From the Diary of Captain Stanton Sholes, 2nd Regiment of Artillery: 1813--
Sunday Decr. 12th Commenced with a clear and a cold morning, and so continued through the day, this morning I reced a note from the General (Brig. General Lewis Cass) to this affect-- Capt. Sholes you will give orders to the sentry at the (fort?), to take into custody any soldier bringing into the fort any poles or rails. If they bring anything except wood really cut for them, they must be apprehended & shall be punished. L. Cass.
This day agreeable to the General's order, the whole of the troops that was of duty & well attended church. At eleven o'clock, at the brick store where we had a very excellent discourse delivered, we then marched off in good orders to their several quarters. --So ends this day--

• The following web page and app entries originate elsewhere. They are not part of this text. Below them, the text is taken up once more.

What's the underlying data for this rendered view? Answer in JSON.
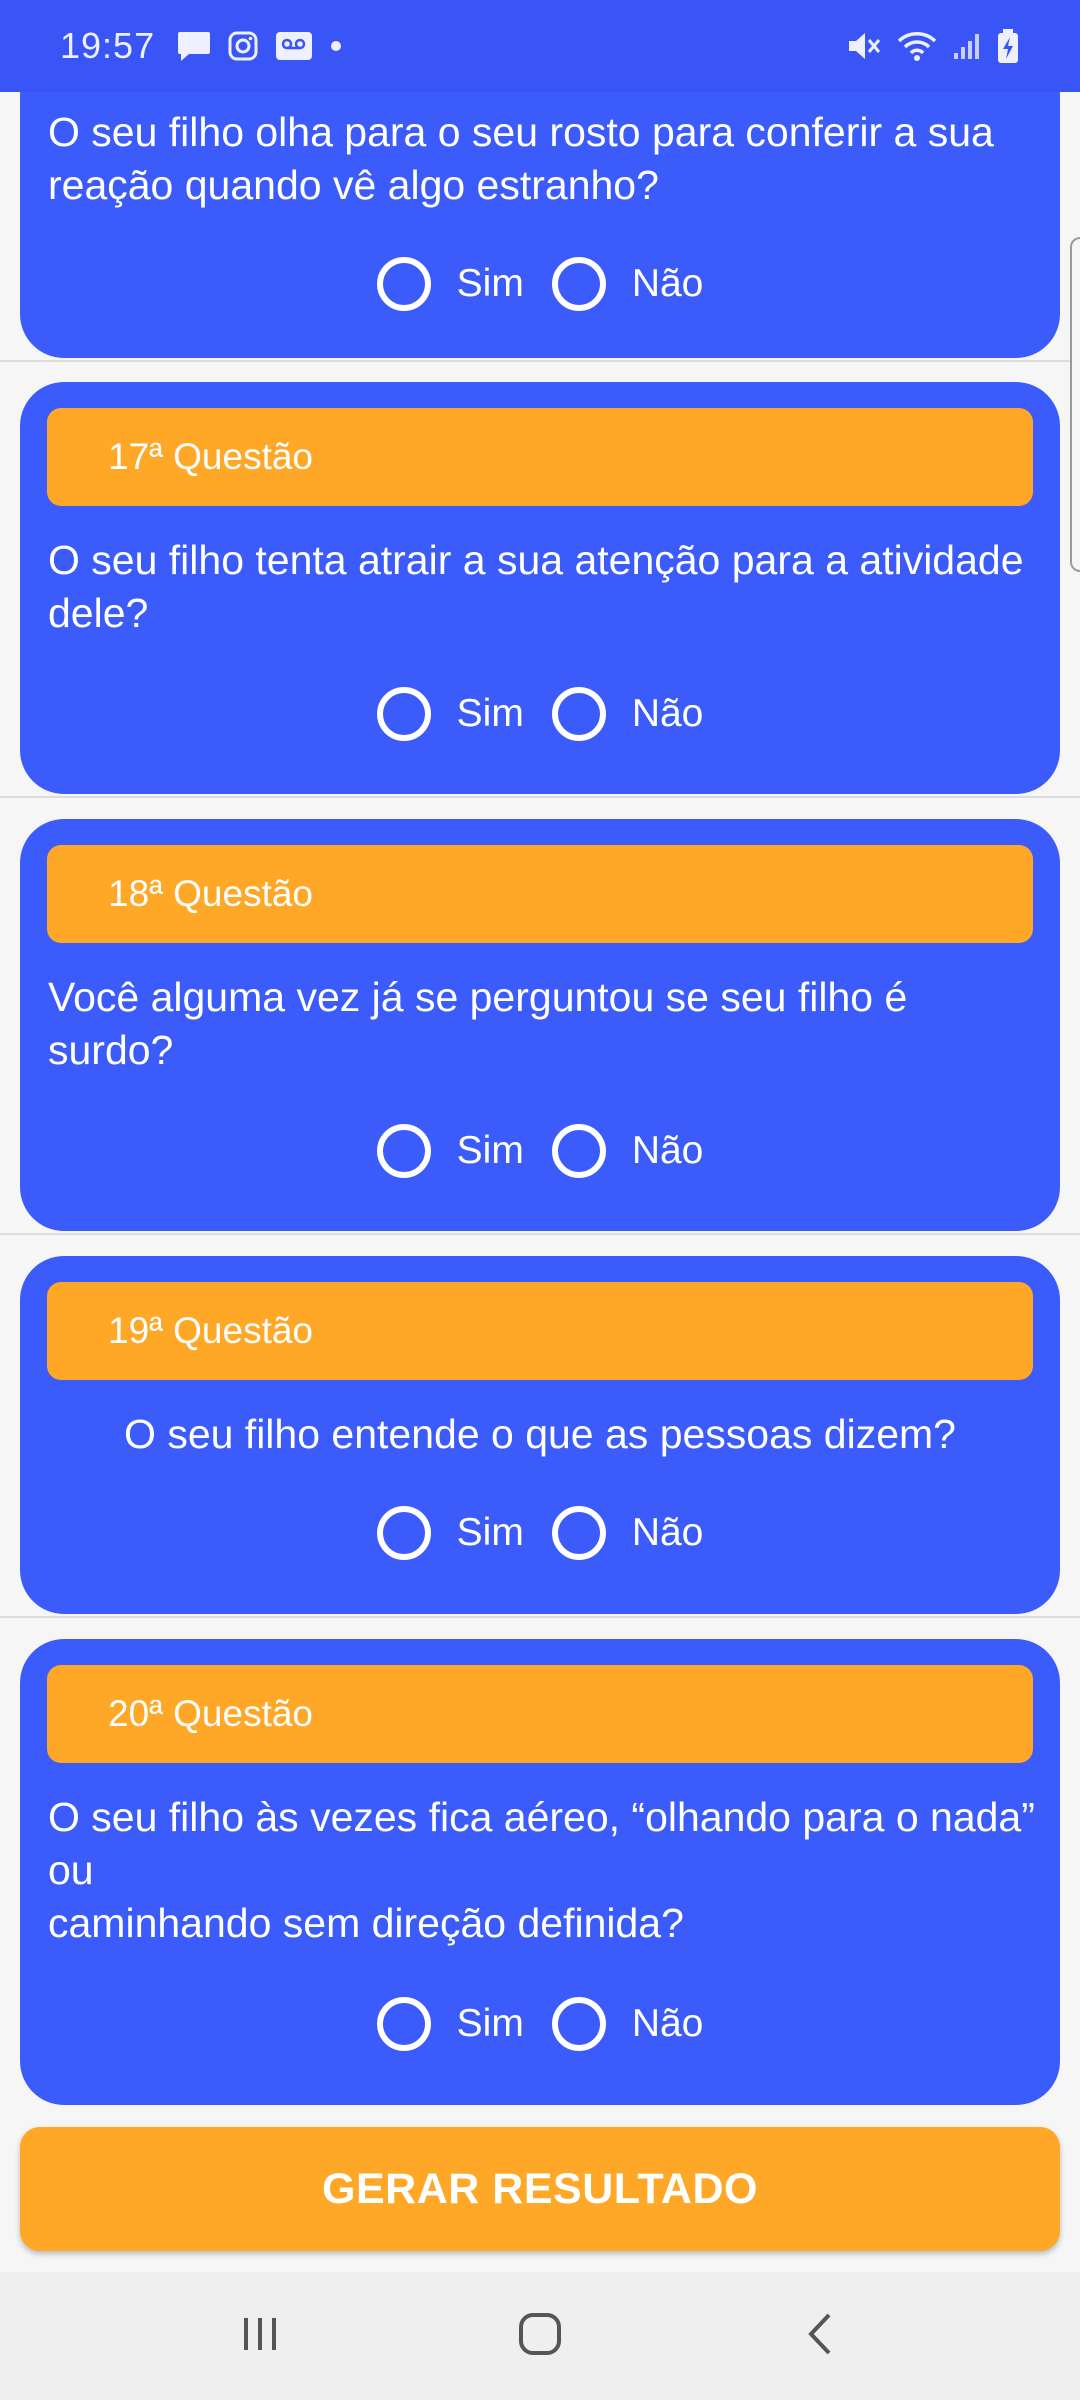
{
  "status_bar": {
    "time": "19:57",
    "left_icons": [
      "message-icon",
      "instagram-icon",
      "voicemail-icon",
      "dot-icon"
    ],
    "right_icons": [
      "mute-icon",
      "wifi-icon",
      "signal-icon",
      "battery-charging-icon"
    ]
  },
  "questions": [
    {
      "header": "",
      "text": "O seu filho olha para o seu rosto para conferir a sua reação quando vê algo estranho?",
      "yes": "Sim",
      "no": "Não"
    },
    {
      "header": "17ª Questão",
      "text": "O seu filho tenta atrair a sua atenção para a atividade dele?",
      "yes": "Sim",
      "no": "Não"
    },
    {
      "header": "18ª Questão",
      "text": "Você alguma vez já se perguntou se seu filho é surdo?",
      "yes": "Sim",
      "no": "Não"
    },
    {
      "header": "19ª Questão",
      "text": "O seu filho entende o que as pessoas dizem?",
      "yes": "Sim",
      "no": "Não"
    },
    {
      "header": "20ª Questão",
      "text": "O seu filho às vezes fica aéreo, “olhando para o nada” ou\ncaminhando sem direção definida?",
      "yes": "Sim",
      "no": "Não"
    }
  ],
  "action_button": "GERAR RESULTADO",
  "nav_bar": [
    "recents-icon",
    "home-icon",
    "back-icon"
  ],
  "colors": {
    "card": "#3b5bfb",
    "header": "#ffa726",
    "status_bar": "#3a55f5"
  }
}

Monday Decr. 13th Commences with a fine cold morning-- Died this morning of a long and lingering complaint Leut. Col. Robert Morrison of the 27th Regt. Infantry-- In this noble young officer his country has lost, one who was possessed of the most amiable qualities that this country can boast of. He was brave, cool and deliberate, he was kind and humane, his attachment to his country and its cause is seldom exceeded. This evening the General gave orders for Nichols from Westminister, a suspicious person from the British, to be put in confinement which was accordingly done--So ends this day.
Tuesday December 14th Commences with a fine and pleasant morning, this day Col. Robert Morrison of the 27th Infantry was interred. At two o'clock the corpse was moved on to the place of depot (deposit), with the honors of war, when the President McLensey delivered a very handsome speech to the army on this solemn occasion. This day no less than seven of our brave soldiers was buried. --So ends this day.(Editor's note: I will come back and link all the named persons to their own pages on my blog, recapitulating what I can find out about them on a searchable webpage.)